There are quite a few of our portfolio companies that had a two person founding team. Both members of the team built the product. Zach Sims and Ryan Bubinski of Codecademy are a good example. As are Daniel Ha and Jason Yan of Disqus. Both of these teams came out of Y Combinator. But two person teams are not limited to Y Combinator. Dennis and Naveen built Foursquare as a two person team. Greg Yardley and Jesse Rohland built Pinch which is now part of Flurry as a two person team. Billy and Yang built and launched Turntable.fm as a two person team. David Karp and Marco Arment built, launched, and ran Tumblr for well over a year as a two person team. I am sure there are other examples in our portfolio of two person founding teams.

Three person teams are also common. Etsy was built by Chris, Haim, and Rob. That is in many ways the classic founding team. Rob was CEO and product lead including all design. Chris and Haim were the dev team. They built and launched Etsy in about three months if I rememeber correctly.

Hopefully you get the point. Building product is not about having a large team to manage. It is about having a small team with the right people on it. You need product, design, and software engineering skills on the team. And you need to be focused, committed, and driven. Management at this point is all about small team dynamics; everyone on board, working together, and getting stuff done. Strong individual contributors are key in this stage. Management skills are not a requirement. In fact they may even be a hindrance.

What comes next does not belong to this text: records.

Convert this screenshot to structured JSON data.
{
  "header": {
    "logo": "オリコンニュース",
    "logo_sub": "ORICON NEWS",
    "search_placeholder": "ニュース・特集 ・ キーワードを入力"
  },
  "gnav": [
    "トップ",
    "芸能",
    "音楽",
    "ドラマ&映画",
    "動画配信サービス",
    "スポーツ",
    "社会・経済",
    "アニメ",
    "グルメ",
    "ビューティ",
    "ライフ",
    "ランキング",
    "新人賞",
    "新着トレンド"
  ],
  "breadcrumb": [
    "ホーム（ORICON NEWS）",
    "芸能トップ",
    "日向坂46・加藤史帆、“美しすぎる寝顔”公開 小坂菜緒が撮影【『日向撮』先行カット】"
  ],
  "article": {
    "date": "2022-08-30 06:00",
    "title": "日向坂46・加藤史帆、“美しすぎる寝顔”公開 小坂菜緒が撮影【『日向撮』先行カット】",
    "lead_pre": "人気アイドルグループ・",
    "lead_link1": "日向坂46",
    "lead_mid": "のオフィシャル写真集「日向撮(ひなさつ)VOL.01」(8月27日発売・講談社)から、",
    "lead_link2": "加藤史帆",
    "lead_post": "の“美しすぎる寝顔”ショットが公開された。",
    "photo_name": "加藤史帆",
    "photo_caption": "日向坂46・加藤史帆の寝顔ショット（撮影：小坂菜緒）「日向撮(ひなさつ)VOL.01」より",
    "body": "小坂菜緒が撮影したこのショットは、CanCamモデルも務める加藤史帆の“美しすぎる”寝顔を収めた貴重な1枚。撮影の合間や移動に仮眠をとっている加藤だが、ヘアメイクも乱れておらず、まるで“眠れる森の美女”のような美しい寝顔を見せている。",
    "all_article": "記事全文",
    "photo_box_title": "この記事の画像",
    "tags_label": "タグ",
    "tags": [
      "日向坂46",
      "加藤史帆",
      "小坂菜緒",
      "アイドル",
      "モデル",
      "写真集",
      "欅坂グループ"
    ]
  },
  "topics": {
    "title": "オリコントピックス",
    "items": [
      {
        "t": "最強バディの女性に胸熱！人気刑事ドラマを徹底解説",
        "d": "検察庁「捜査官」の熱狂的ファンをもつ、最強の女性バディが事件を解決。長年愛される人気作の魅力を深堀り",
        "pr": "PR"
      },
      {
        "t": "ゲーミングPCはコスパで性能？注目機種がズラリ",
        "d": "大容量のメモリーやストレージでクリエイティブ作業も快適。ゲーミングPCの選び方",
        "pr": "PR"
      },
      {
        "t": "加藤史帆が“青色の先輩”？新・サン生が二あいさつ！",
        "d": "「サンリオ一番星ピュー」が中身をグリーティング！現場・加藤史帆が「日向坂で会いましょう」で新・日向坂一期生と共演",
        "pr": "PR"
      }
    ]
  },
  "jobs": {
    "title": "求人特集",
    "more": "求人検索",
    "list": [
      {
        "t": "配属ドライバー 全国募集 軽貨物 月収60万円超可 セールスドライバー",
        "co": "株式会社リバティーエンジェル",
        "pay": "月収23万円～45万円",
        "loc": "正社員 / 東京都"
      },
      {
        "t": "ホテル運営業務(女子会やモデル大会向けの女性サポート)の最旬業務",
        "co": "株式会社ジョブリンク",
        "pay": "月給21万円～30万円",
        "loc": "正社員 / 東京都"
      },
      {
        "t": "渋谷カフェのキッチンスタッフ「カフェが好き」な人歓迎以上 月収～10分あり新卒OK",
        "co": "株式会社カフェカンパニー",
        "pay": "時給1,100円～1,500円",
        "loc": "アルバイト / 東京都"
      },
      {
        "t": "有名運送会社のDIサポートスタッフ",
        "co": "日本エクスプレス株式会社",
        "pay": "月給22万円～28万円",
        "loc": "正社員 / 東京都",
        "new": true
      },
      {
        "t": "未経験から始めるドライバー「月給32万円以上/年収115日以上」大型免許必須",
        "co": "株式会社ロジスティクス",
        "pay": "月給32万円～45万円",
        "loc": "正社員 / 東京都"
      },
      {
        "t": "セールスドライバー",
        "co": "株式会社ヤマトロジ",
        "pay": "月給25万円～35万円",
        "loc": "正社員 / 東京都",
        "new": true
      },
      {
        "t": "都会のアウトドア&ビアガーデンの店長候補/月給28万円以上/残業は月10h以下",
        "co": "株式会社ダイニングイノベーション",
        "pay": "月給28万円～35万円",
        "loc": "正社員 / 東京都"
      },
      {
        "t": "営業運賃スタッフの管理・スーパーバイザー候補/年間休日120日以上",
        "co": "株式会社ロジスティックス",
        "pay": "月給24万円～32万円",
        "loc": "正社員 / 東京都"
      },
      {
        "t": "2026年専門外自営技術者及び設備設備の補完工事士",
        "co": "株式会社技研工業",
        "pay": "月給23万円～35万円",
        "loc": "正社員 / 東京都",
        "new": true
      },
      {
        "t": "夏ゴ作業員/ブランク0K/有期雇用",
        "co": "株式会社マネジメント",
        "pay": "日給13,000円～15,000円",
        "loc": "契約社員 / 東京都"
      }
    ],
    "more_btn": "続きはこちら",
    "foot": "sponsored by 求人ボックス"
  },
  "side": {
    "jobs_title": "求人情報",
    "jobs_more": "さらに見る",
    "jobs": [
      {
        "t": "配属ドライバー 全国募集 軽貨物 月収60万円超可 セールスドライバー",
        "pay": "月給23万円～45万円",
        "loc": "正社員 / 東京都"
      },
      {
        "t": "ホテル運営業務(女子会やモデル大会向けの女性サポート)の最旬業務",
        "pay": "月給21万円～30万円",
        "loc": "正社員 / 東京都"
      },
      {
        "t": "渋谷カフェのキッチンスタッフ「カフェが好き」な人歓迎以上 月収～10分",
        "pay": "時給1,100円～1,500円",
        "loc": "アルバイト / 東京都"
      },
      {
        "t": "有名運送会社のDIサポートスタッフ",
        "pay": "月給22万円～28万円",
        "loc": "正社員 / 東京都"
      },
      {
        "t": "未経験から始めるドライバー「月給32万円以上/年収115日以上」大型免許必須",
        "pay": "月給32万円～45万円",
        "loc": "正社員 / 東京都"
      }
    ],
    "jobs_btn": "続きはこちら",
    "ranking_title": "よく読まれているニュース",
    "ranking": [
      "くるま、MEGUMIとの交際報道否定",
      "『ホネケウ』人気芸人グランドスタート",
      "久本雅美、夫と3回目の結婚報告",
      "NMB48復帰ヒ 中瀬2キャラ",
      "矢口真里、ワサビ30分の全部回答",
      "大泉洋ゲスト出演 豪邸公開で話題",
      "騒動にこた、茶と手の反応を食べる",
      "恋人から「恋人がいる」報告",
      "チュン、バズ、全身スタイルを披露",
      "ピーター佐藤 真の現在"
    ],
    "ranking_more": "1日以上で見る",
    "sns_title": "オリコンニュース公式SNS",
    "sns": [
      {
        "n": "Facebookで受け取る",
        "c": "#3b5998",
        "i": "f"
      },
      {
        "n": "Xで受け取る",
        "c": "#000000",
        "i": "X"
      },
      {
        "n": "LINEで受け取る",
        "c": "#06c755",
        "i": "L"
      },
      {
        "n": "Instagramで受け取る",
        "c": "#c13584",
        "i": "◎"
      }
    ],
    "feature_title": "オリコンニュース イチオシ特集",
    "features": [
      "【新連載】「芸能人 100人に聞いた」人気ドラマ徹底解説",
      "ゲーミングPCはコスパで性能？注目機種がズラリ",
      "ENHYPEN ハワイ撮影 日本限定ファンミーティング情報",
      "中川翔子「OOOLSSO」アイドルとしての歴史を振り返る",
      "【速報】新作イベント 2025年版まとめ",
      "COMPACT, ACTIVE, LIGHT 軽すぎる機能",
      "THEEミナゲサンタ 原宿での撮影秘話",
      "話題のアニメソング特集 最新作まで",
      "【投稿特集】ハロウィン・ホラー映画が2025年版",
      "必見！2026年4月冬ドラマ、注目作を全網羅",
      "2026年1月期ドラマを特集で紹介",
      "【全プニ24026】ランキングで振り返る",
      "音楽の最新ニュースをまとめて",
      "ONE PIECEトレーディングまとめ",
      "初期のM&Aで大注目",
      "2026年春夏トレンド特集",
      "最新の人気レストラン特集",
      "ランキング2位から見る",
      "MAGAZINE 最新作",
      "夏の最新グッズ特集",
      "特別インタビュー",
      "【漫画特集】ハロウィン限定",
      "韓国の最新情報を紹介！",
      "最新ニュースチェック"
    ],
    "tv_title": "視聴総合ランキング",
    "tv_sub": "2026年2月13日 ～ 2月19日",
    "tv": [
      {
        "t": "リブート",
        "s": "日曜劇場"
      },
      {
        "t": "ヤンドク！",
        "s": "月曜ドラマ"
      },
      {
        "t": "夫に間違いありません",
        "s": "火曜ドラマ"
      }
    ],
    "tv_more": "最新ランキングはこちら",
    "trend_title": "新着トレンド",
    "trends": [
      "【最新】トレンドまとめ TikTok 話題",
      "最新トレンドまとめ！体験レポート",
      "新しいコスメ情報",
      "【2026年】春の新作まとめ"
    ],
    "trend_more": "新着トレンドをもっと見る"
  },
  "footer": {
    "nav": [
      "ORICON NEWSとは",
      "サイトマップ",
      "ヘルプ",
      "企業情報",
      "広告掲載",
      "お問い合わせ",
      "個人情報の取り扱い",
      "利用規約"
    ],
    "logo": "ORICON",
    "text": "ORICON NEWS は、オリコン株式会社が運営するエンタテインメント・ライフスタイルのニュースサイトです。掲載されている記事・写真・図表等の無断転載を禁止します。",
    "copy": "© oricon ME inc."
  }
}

Next week we will talk about the Building Usage stage where team building and management skills start becoming necessary.

This post originally appeared on AVC.com.